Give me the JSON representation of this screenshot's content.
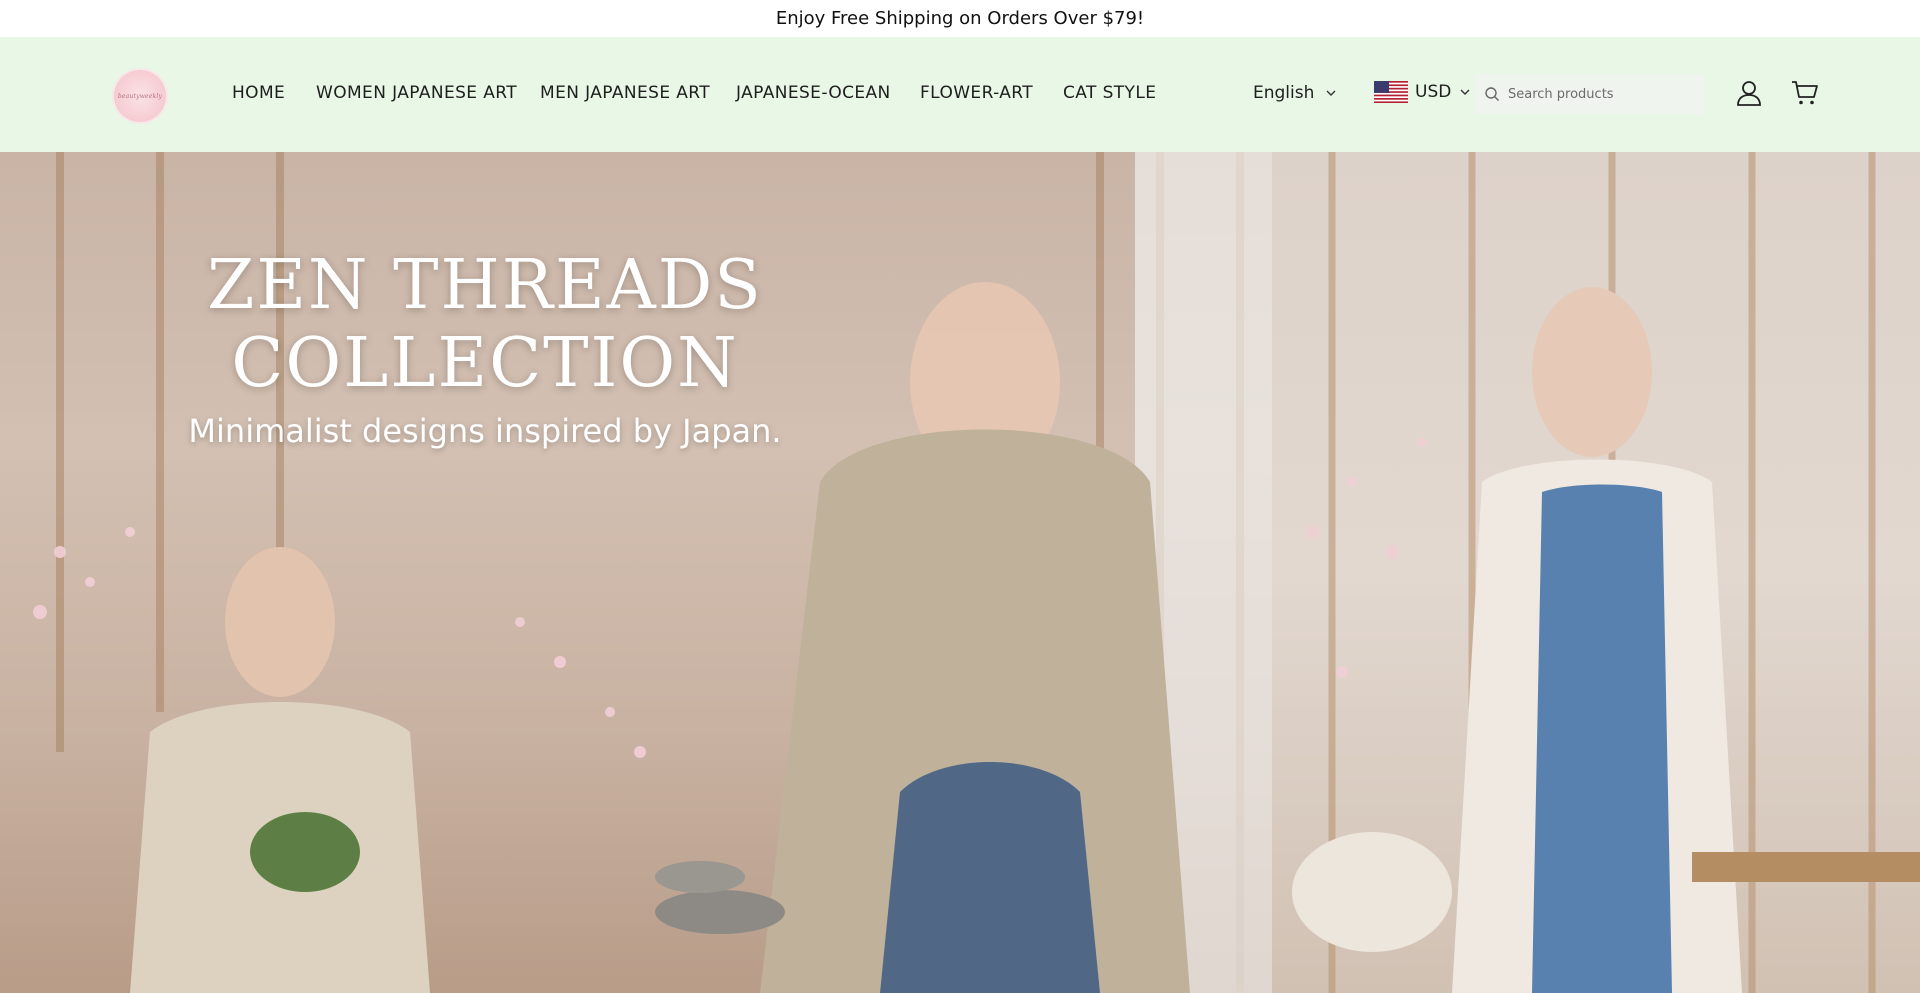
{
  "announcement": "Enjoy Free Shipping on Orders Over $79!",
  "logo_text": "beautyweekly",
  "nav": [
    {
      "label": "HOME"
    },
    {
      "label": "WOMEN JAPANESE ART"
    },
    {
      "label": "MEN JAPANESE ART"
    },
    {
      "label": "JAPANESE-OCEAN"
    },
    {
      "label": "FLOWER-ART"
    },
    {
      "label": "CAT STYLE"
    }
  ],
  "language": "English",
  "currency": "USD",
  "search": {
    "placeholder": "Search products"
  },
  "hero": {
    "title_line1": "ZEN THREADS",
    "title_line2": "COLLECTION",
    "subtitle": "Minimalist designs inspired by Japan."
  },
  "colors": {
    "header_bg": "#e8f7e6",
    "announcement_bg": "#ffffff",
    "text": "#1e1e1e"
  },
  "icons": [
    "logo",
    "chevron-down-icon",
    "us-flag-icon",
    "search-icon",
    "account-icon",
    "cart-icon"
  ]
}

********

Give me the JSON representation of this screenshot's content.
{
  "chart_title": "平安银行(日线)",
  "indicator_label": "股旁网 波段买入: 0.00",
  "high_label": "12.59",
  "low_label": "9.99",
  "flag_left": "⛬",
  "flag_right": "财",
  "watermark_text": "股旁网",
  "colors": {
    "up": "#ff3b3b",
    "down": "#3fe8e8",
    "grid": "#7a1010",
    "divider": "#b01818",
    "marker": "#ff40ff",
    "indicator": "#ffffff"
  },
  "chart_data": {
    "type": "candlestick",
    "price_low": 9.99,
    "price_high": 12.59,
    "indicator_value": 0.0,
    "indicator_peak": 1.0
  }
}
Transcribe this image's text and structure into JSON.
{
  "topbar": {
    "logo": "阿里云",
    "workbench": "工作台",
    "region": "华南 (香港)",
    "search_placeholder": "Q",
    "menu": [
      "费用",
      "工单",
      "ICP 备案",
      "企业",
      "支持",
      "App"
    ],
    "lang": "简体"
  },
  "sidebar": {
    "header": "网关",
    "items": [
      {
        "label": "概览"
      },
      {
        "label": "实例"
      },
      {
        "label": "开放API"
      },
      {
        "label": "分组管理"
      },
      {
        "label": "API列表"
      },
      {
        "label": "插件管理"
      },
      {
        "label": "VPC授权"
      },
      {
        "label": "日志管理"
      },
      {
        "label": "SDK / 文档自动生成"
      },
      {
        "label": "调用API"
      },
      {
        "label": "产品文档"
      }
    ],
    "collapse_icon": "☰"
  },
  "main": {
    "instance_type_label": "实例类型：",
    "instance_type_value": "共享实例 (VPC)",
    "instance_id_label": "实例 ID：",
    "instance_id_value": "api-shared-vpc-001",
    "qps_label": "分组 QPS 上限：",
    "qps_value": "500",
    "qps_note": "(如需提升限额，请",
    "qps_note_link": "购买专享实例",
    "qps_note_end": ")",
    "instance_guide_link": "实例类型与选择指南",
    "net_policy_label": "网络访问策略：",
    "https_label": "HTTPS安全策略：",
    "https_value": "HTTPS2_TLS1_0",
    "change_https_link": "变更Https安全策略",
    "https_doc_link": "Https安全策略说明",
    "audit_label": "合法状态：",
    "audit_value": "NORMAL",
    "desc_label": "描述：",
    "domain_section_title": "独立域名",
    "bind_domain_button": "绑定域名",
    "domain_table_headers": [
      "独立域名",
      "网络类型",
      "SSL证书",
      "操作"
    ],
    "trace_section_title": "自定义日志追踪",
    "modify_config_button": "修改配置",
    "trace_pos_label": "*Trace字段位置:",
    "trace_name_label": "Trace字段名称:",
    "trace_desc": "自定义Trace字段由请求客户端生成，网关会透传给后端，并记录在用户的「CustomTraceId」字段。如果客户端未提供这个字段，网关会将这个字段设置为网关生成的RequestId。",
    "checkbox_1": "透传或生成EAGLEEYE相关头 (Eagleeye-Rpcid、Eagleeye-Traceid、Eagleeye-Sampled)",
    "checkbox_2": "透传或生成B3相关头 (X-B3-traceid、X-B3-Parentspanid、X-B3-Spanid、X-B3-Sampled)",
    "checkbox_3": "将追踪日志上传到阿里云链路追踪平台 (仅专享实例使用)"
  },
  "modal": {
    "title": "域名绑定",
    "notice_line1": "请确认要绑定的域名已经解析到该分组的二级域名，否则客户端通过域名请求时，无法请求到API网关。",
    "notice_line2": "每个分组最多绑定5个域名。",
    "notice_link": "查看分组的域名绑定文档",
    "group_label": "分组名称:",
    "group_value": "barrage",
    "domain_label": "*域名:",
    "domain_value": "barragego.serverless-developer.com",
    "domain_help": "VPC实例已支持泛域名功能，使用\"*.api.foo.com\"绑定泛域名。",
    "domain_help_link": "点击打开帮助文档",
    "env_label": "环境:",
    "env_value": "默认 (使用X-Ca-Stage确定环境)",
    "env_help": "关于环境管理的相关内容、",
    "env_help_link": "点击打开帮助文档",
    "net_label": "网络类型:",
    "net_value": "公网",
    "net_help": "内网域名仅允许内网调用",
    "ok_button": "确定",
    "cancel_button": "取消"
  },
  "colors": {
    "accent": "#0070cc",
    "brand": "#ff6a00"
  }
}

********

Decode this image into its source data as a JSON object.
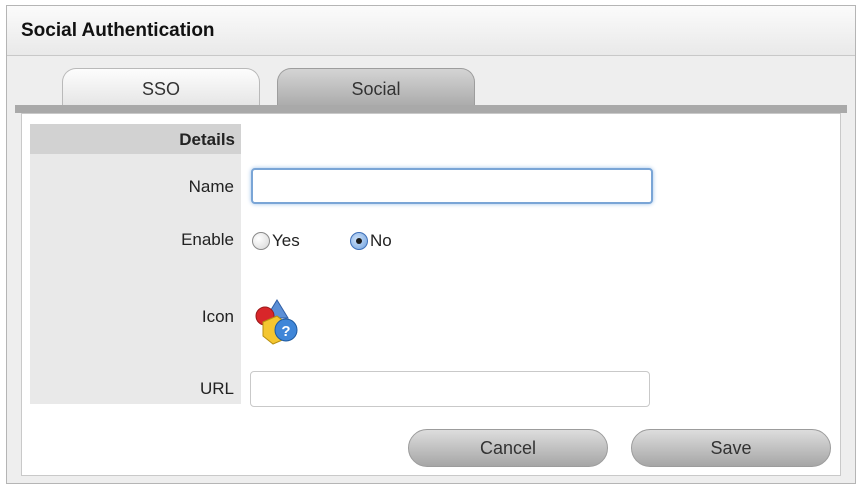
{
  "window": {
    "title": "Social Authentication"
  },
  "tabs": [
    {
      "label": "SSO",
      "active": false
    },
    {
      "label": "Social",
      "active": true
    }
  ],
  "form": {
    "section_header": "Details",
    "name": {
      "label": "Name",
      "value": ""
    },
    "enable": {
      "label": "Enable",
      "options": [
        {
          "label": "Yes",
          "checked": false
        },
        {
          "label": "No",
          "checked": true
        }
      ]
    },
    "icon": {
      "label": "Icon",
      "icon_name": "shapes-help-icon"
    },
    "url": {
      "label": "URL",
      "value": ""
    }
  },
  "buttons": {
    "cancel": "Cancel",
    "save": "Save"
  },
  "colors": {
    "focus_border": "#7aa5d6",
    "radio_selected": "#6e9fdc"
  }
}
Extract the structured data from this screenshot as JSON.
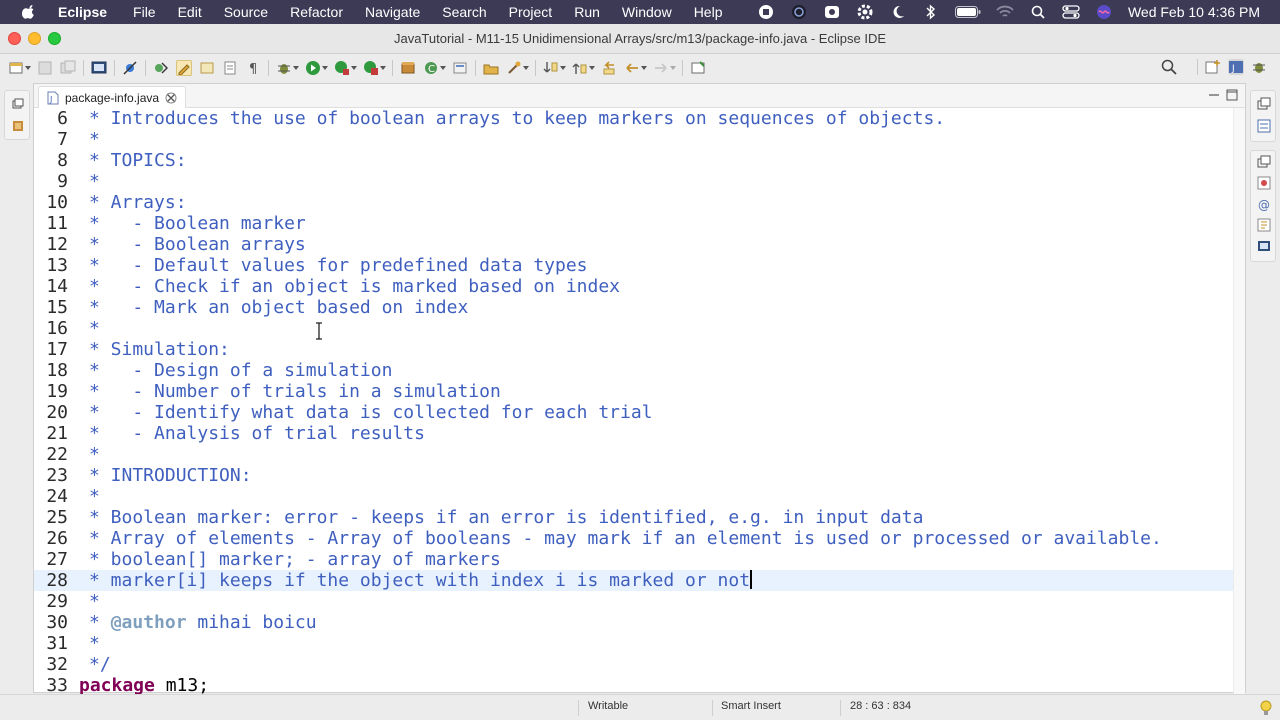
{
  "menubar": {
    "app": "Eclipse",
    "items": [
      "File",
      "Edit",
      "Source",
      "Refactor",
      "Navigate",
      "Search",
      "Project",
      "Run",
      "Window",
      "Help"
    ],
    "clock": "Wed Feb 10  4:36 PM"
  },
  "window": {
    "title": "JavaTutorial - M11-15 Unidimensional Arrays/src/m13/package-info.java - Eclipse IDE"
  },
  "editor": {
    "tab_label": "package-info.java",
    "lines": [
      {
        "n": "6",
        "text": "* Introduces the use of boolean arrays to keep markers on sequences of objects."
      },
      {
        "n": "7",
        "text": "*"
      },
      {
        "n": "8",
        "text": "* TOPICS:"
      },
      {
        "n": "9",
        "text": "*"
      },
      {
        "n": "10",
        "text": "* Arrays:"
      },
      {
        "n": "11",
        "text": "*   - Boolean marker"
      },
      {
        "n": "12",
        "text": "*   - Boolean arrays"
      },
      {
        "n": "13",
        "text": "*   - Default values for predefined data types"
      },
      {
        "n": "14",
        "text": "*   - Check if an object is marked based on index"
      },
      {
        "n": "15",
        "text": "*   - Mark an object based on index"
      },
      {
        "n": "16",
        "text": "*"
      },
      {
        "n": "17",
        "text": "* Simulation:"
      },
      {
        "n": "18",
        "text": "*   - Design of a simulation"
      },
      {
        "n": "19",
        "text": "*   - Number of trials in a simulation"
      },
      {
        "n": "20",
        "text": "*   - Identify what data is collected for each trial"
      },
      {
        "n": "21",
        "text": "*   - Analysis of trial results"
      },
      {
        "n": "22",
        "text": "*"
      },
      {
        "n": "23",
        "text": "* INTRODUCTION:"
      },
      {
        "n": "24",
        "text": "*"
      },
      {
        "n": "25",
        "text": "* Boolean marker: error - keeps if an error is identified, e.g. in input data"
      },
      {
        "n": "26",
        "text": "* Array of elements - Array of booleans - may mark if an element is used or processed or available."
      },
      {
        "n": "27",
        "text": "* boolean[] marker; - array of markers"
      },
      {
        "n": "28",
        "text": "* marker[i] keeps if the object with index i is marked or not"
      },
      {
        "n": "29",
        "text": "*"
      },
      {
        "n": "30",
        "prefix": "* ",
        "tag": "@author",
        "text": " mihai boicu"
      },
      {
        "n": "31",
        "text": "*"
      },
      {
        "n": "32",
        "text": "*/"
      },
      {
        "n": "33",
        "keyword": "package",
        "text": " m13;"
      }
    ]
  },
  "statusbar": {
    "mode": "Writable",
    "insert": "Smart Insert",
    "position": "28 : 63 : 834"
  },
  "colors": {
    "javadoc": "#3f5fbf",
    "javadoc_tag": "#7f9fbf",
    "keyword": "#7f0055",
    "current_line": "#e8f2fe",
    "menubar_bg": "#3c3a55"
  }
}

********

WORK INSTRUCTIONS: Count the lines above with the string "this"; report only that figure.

EXERCISE OUTPUT: 5